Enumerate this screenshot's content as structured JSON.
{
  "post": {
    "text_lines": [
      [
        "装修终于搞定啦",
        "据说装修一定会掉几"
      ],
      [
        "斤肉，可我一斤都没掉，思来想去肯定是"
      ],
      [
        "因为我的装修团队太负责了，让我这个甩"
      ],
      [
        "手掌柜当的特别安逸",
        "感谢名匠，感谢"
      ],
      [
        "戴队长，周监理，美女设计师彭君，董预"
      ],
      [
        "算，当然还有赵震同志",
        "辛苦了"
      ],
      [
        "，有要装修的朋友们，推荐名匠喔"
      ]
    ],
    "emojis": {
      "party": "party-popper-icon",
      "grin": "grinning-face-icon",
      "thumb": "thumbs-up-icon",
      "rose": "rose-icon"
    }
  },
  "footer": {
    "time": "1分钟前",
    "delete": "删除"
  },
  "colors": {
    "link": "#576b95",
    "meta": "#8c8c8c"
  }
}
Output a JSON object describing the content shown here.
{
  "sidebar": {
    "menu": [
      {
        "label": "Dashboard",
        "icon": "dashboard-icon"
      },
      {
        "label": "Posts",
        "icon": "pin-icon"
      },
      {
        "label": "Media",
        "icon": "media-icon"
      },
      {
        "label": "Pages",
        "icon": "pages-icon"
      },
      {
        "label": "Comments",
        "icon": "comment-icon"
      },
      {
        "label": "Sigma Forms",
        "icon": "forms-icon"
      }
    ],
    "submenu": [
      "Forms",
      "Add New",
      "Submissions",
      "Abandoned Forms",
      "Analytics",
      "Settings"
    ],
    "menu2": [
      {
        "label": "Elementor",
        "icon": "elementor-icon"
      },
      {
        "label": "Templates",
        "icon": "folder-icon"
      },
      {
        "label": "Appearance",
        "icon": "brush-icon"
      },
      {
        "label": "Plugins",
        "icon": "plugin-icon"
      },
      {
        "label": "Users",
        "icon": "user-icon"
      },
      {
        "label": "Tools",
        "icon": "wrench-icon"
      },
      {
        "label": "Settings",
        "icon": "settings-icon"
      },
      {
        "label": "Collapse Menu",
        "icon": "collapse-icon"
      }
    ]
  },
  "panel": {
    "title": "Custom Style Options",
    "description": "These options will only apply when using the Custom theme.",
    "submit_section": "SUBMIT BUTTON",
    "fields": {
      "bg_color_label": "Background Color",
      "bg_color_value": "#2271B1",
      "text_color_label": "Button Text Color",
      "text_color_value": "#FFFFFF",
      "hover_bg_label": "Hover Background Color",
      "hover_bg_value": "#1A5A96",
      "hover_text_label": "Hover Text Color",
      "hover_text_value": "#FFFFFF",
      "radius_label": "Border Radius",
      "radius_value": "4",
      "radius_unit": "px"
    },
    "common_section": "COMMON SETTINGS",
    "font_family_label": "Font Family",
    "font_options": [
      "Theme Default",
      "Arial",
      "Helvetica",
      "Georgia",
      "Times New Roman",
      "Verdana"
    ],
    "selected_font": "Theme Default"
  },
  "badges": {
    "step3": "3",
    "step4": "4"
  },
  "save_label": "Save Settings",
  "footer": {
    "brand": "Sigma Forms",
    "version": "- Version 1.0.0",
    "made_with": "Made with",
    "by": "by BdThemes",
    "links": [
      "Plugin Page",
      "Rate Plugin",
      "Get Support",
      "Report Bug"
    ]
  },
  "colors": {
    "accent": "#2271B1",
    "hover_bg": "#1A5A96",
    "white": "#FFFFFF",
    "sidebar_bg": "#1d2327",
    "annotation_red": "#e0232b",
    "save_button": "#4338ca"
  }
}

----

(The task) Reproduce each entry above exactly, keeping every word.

(Output for this task)
Enumerate this screenshot's content as structured JSON.
{
  "post": {
    "text_lines": [
      [
        "装修终于搞定啦",
        "据说装修一定会掉几"
      ],
      [
        "斤肉，可我一斤都没掉，思来想去肯定是"
      ],
      [
        "因为我的装修团队太负责了，让我这个甩"
      ],
      [
        "手掌柜当的特别安逸",
        "感谢名匠，感谢"
      ],
      [
        "戴队长，周监理，美女设计师彭君，董预"
      ],
      [
        "算，当然还有赵震同志",
        "辛苦了"
      ],
      [
        "，有要装修的朋友们，推荐名匠喔"
      ]
    ],
    "emojis": {
      "party": "party-popper-icon",
      "grin": "grinning-face-icon",
      "thumb": "thumbs-up-icon",
      "rose": "rose-icon"
    }
  },
  "footer": {
    "time": "1分钟前",
    "delete": "删除"
  },
  "colors": {
    "link": "#576b95",
    "meta": "#8c8c8c"
  }
}
Output a JSON object describing the content shown here.
{
  "sidebar": {
    "menu": [
      {
        "label": "Dashboard",
        "icon": "dashboard-icon"
      },
      {
        "label": "Posts",
        "icon": "pin-icon"
      },
      {
        "label": "Media",
        "icon": "media-icon"
      },
      {
        "label": "Pages",
        "icon": "pages-icon"
      },
      {
        "label": "Comments",
        "icon": "comment-icon"
      },
      {
        "label": "Sigma Forms",
        "icon": "forms-icon"
      }
    ],
    "submenu": [
      "Forms",
      "Add New",
      "Submissions",
      "Abandoned Forms",
      "Analytics",
      "Settings"
    ],
    "menu2": [
      {
        "label": "Elementor",
        "icon": "elementor-icon"
      },
      {
        "label": "Templates",
        "icon": "folder-icon"
      },
      {
        "label": "Appearance",
        "icon": "brush-icon"
      },
      {
        "label": "Plugins",
        "icon": "plugin-icon"
      },
      {
        "label": "Users",
        "icon": "user-icon"
      },
      {
        "label": "Tools",
        "icon": "wrench-icon"
      },
      {
        "label": "Settings",
        "icon": "settings-icon"
      },
      {
        "label": "Collapse Menu",
        "icon": "collapse-icon"
      }
    ]
  },
  "panel": {
    "title": "Custom Style Options",
    "description": "These options will only apply when using the Custom theme.",
    "submit_section": "SUBMIT BUTTON",
    "fields": {
      "bg_color_label": "Background Color",
      "bg_color_value": "#2271B1",
      "text_color_label": "Button Text Color",
      "text_color_value": "#FFFFFF",
      "hover_bg_label": "Hover Background Color",
      "hover_bg_value": "#1A5A96",
      "hover_text_label": "Hover Text Color",
      "hover_text_value": "#FFFFFF",
      "radius_label": "Border Radius",
      "radius_value": "4",
      "radius_unit": "px"
    },
    "common_section": "COMMON SETTINGS",
    "font_family_label": "Font Family",
    "font_options": [
      "Theme Default",
      "Arial",
      "Helvetica",
      "Georgia",
      "Times New Roman",
      "Verdana"
    ],
    "selected_font": "Theme Default"
  },
  "badges": {
    "step3": "3",
    "step4": "4"
  },
  "save_label": "Save Settings",
  "footer": {
    "brand": "Sigma Forms",
    "version": "- Version 1.0.0",
    "made_with": "Made with",
    "by": "by BdThemes",
    "links": [
      "Plugin Page",
      "Rate Plugin",
      "Get Support",
      "Report Bug"
    ]
  },
  "colors": {
    "accent": "#2271B1",
    "hover_bg": "#1A5A96",
    "white": "#FFFFFF",
    "sidebar_bg": "#1d2327",
    "annotation_red": "#e0232b",
    "save_button": "#4338ca"
  }
}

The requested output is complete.